Problem details: Output the entries exactly.

--- Source material ---

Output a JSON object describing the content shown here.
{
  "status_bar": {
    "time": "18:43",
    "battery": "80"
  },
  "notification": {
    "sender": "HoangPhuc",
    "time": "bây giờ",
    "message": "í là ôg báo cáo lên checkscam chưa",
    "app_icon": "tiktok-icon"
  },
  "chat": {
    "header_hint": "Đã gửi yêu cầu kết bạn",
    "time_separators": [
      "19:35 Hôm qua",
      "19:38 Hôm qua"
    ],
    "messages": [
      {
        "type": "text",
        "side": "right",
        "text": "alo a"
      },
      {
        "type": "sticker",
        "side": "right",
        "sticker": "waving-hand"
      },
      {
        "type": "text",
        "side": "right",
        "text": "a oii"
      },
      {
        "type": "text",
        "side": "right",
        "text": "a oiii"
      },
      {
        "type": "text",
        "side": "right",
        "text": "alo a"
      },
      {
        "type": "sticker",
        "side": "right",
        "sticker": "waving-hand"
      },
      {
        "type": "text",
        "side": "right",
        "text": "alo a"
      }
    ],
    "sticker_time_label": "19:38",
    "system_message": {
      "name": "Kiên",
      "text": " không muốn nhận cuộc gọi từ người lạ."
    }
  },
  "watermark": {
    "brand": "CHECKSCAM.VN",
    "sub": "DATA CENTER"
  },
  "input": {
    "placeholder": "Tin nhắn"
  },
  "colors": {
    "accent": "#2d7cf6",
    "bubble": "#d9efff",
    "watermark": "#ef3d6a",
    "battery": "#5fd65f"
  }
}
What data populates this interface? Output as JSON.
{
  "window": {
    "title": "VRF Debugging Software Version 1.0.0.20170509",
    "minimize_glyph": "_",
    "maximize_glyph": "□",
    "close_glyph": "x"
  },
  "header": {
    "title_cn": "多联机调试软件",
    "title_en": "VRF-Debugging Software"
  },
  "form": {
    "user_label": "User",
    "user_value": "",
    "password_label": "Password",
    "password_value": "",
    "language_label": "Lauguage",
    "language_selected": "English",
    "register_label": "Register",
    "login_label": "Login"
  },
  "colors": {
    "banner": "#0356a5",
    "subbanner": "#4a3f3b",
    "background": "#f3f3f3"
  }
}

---

The completed task:
Output a JSON object describing the content shown here.
{
  "status_bar": {
    "time": "18:43",
    "battery": "80"
  },
  "notification": {
    "sender": "HoangPhuc",
    "time": "bây giờ",
    "message": "í là ôg báo cáo lên checkscam chưa",
    "app_icon": "tiktok-icon"
  },
  "chat": {
    "header_hint": "Đã gửi yêu cầu kết bạn",
    "time_separators": [
      "19:35 Hôm qua",
      "19:38 Hôm qua"
    ],
    "messages": [
      {
        "type": "text",
        "side": "right",
        "text": "alo a"
      },
      {
        "type": "sticker",
        "side": "right",
        "sticker": "waving-hand"
      },
      {
        "type": "text",
        "side": "right",
        "text": "a oii"
      },
      {
        "type": "text",
        "side": "right",
        "text": "a oiii"
      },
      {
        "type": "text",
        "side": "right",
        "text": "alo a"
      },
      {
        "type": "sticker",
        "side": "right",
        "sticker": "waving-hand"
      },
      {
        "type": "text",
        "side": "right",
        "text": "alo a"
      }
    ],
    "sticker_time_label": "19:38",
    "system_message": {
      "name": "Kiên",
      "text": " không muốn nhận cuộc gọi từ người lạ."
    }
  },
  "watermark": {
    "brand": "CHECKSCAM.VN",
    "sub": "DATA CENTER"
  },
  "input": {
    "placeholder": "Tin nhắn"
  },
  "colors": {
    "accent": "#2d7cf6",
    "bubble": "#d9efff",
    "watermark": "#ef3d6a",
    "battery": "#5fd65f"
  }
}
What data populates this interface? Output as JSON.
{
  "window": {
    "title": "VRF Debugging Software Version 1.0.0.20170509",
    "minimize_glyph": "_",
    "maximize_glyph": "□",
    "close_glyph": "x"
  },
  "header": {
    "title_cn": "多联机调试软件",
    "title_en": "VRF-Debugging Software"
  },
  "form": {
    "user_label": "User",
    "user_value": "",
    "password_label": "Password",
    "password_value": "",
    "language_label": "Lauguage",
    "language_selected": "English",
    "register_label": "Register",
    "login_label": "Login"
  },
  "colors": {
    "banner": "#0356a5",
    "subbanner": "#4a3f3b",
    "background": "#f3f3f3"
  }
}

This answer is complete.